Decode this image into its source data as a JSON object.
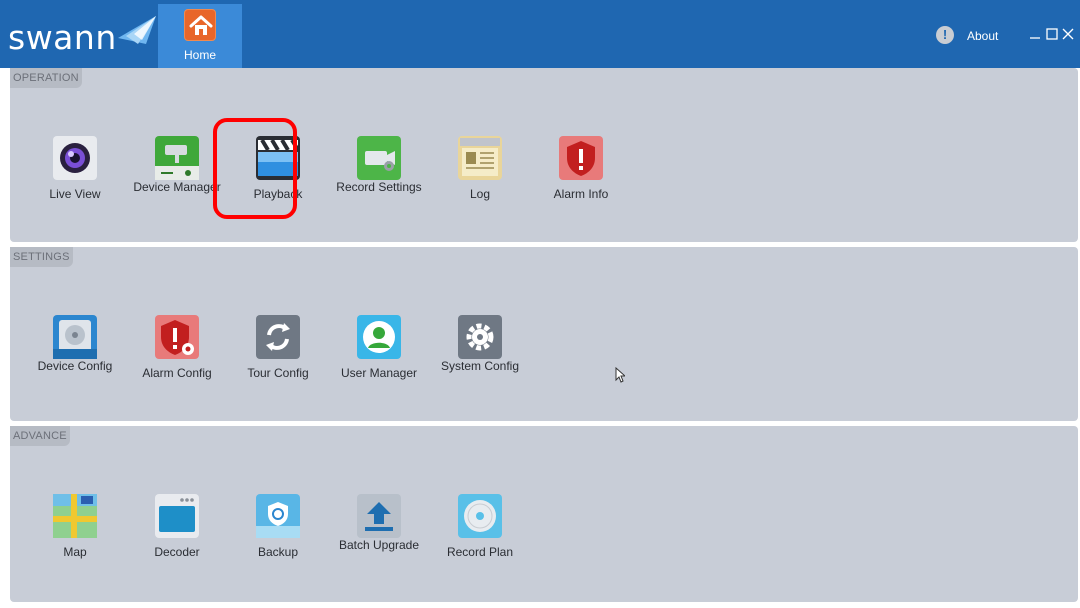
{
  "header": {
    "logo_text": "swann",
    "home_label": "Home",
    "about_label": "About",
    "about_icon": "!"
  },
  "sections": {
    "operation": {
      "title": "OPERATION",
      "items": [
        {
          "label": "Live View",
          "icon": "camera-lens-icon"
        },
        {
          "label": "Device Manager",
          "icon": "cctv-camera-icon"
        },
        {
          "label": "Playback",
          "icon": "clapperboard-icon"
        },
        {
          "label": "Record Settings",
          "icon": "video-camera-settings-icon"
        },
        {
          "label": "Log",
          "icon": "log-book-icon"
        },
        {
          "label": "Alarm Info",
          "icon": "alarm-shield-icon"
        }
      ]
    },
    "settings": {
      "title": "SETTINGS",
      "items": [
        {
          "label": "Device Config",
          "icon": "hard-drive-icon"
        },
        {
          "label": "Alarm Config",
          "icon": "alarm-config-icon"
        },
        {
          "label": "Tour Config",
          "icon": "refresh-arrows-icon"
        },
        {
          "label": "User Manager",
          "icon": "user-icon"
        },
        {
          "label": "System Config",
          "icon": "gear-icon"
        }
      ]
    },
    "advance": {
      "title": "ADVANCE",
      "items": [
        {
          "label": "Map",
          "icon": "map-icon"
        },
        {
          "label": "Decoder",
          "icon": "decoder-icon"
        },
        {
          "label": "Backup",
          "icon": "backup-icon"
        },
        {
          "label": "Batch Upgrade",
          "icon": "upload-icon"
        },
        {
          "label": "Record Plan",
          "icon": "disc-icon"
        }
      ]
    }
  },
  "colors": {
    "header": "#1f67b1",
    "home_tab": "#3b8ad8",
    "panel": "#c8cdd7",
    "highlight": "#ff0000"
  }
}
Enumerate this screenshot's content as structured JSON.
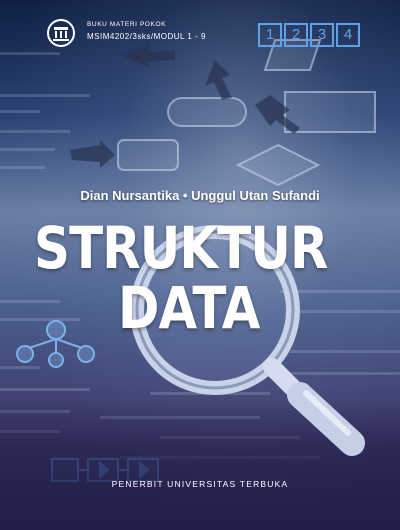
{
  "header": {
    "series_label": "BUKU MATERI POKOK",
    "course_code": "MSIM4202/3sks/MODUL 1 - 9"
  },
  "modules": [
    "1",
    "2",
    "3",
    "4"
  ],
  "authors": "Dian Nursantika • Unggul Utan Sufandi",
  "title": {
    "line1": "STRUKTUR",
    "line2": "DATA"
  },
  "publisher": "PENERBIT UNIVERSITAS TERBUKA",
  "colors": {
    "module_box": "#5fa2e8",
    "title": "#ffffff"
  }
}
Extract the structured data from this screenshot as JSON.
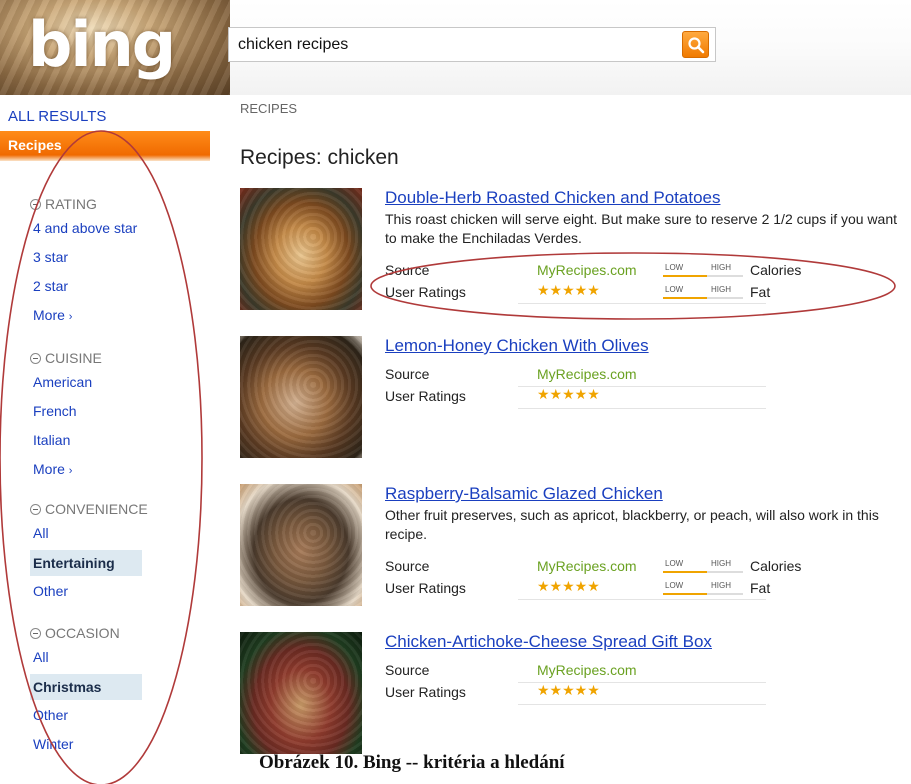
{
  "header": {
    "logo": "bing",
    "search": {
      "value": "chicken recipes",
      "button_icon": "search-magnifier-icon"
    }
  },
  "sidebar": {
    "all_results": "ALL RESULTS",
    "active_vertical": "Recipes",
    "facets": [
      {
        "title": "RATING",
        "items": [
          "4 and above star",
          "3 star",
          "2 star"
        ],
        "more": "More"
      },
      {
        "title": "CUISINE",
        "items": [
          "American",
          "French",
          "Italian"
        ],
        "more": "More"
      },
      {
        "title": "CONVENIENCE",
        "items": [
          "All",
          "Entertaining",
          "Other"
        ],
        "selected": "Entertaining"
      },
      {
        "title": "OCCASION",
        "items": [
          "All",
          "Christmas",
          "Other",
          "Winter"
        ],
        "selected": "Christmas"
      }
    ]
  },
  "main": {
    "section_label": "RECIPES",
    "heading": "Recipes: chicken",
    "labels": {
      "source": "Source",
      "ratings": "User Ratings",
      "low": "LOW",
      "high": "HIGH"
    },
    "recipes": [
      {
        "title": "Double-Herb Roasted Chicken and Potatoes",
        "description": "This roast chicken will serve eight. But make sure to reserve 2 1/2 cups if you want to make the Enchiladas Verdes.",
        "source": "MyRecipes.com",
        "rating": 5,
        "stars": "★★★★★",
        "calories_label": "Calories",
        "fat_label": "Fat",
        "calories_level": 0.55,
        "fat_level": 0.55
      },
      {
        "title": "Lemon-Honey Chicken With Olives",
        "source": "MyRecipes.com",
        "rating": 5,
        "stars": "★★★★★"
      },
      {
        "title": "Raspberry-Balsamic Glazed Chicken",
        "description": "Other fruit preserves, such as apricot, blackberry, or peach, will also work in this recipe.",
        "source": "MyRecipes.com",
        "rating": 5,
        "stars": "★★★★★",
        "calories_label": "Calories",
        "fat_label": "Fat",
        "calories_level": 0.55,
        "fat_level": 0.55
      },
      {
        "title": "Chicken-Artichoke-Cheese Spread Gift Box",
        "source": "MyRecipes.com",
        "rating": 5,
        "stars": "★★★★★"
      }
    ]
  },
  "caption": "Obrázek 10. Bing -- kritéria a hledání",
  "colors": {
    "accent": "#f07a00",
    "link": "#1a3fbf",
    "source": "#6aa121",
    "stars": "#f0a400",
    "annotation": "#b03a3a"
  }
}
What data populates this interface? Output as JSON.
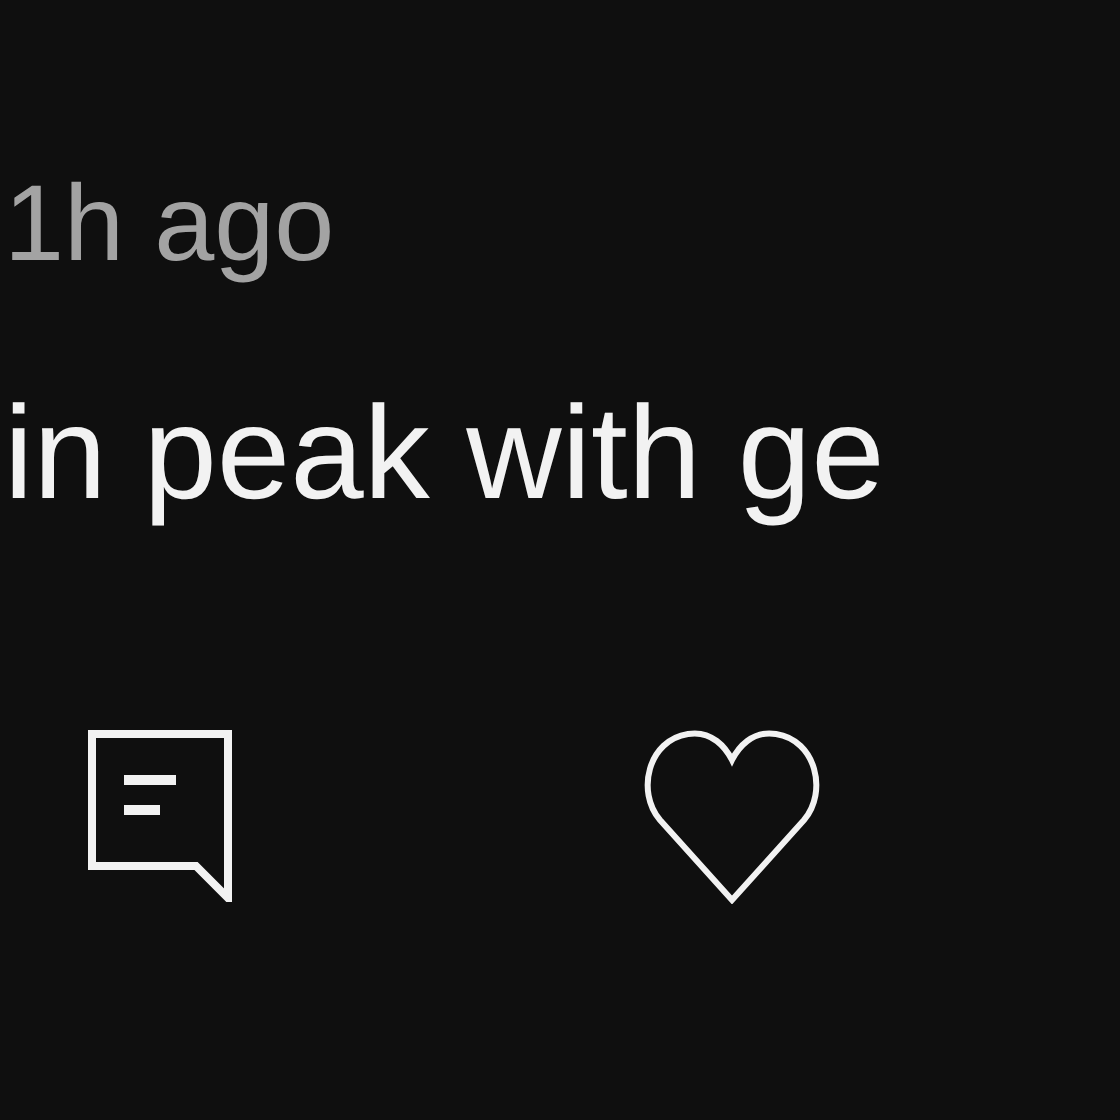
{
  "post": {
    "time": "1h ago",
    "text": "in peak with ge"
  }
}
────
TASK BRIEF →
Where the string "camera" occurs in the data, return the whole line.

RESPONSE TO THE EXERCISE →
          "icon": "camera-lens-icon"
          "icon": "cctv-camera-icon"
          "icon": "video-camera-settings-icon"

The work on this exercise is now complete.